[Dataset rows describing interfaces]
+ + + + + + +
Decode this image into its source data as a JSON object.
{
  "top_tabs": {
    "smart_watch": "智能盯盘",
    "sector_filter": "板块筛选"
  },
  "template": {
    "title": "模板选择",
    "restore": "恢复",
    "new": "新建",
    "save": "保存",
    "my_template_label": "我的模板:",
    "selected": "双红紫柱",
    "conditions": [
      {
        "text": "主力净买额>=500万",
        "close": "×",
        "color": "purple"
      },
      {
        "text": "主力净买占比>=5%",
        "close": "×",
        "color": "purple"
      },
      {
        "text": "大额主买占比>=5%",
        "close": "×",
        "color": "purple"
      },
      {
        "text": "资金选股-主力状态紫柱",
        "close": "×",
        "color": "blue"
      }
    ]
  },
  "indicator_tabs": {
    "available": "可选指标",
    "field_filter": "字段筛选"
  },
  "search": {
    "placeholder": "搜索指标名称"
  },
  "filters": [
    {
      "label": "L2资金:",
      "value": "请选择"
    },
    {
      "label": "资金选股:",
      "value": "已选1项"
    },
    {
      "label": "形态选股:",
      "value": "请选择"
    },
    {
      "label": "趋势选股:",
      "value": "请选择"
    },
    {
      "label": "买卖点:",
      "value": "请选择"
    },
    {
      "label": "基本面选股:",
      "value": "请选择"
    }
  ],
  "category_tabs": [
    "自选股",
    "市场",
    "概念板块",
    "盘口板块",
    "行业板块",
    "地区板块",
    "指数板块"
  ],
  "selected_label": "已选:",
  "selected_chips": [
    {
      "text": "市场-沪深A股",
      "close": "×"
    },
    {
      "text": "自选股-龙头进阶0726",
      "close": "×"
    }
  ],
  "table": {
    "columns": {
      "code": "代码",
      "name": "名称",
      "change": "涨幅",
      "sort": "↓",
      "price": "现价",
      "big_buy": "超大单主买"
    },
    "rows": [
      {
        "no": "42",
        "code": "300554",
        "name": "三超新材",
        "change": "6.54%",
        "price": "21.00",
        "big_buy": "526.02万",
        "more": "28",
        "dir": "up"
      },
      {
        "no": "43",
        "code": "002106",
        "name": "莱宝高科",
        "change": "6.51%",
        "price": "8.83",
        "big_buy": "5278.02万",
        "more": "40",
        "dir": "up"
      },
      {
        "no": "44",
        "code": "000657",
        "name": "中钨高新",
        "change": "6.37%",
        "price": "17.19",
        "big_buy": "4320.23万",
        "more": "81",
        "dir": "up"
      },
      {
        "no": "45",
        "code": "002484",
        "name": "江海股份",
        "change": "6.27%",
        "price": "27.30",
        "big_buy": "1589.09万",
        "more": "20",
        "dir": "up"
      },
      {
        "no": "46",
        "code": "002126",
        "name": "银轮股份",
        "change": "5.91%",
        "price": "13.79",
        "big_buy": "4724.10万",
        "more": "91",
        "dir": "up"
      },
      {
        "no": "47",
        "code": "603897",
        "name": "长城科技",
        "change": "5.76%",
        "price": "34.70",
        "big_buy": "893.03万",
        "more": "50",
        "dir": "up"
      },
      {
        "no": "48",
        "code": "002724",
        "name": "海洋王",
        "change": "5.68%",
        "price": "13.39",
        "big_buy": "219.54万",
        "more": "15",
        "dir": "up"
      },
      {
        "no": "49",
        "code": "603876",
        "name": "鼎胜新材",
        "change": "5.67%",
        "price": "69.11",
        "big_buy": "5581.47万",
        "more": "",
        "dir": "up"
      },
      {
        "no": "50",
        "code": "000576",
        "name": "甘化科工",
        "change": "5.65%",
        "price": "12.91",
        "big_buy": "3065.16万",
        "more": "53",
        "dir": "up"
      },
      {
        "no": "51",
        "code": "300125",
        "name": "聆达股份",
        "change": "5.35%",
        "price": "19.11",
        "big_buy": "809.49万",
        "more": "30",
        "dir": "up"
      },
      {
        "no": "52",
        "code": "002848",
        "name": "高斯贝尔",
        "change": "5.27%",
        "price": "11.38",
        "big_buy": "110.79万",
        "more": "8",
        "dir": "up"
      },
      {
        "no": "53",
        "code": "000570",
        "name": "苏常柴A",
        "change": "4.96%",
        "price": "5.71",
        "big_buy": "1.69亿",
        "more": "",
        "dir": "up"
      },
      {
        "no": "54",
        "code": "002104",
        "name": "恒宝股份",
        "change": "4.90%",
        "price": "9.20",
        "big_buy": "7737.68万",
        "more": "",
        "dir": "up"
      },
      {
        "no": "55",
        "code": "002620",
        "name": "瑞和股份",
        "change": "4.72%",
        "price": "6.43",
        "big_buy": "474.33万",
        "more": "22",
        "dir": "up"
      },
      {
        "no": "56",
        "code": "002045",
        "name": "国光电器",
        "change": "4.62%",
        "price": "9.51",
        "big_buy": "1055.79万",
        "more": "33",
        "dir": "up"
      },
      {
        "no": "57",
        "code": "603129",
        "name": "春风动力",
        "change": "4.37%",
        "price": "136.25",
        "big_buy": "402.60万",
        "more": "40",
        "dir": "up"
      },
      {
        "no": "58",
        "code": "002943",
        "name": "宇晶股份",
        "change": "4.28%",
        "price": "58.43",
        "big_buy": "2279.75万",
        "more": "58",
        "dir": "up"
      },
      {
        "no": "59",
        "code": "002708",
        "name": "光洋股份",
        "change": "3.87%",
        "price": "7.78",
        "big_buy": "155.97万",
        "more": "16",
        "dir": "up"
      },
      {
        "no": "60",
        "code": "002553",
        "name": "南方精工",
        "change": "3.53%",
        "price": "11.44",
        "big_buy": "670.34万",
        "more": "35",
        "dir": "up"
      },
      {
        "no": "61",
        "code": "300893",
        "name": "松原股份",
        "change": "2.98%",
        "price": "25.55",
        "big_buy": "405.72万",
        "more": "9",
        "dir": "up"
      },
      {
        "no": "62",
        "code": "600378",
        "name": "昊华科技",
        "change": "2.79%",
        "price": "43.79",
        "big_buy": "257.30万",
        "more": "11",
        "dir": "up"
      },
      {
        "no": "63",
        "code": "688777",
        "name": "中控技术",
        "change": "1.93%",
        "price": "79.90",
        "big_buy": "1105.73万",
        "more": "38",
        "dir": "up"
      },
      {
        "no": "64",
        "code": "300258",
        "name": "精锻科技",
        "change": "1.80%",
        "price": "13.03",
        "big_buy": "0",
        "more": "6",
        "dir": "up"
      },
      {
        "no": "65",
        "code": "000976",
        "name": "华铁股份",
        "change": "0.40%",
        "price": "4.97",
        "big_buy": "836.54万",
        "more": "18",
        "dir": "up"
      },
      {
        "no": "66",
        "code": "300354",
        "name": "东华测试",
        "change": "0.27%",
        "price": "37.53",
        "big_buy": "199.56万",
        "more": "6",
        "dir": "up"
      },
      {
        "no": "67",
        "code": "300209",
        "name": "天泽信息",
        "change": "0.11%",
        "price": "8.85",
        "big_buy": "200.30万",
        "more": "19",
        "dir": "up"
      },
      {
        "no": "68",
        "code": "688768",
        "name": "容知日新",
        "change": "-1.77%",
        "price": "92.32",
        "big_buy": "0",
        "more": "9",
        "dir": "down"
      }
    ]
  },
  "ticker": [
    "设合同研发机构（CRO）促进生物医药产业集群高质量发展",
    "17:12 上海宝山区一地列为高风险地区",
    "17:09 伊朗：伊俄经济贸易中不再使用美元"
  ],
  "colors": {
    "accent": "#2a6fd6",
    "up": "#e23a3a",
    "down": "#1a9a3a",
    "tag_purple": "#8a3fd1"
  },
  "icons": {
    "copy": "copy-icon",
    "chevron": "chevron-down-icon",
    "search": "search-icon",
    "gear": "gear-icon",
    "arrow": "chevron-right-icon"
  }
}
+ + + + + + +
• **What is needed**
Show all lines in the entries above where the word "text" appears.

• **Reply to the task**
        "text": "主力净买额>=500万",
        "text": "主力净买占比>=5%",
        "text": "大额主买占比>=5%",
        "text": "资金选股-主力状态紫柱",
      "text": "市场-沪深A股",
      "text": "自选股-龙头进阶0726",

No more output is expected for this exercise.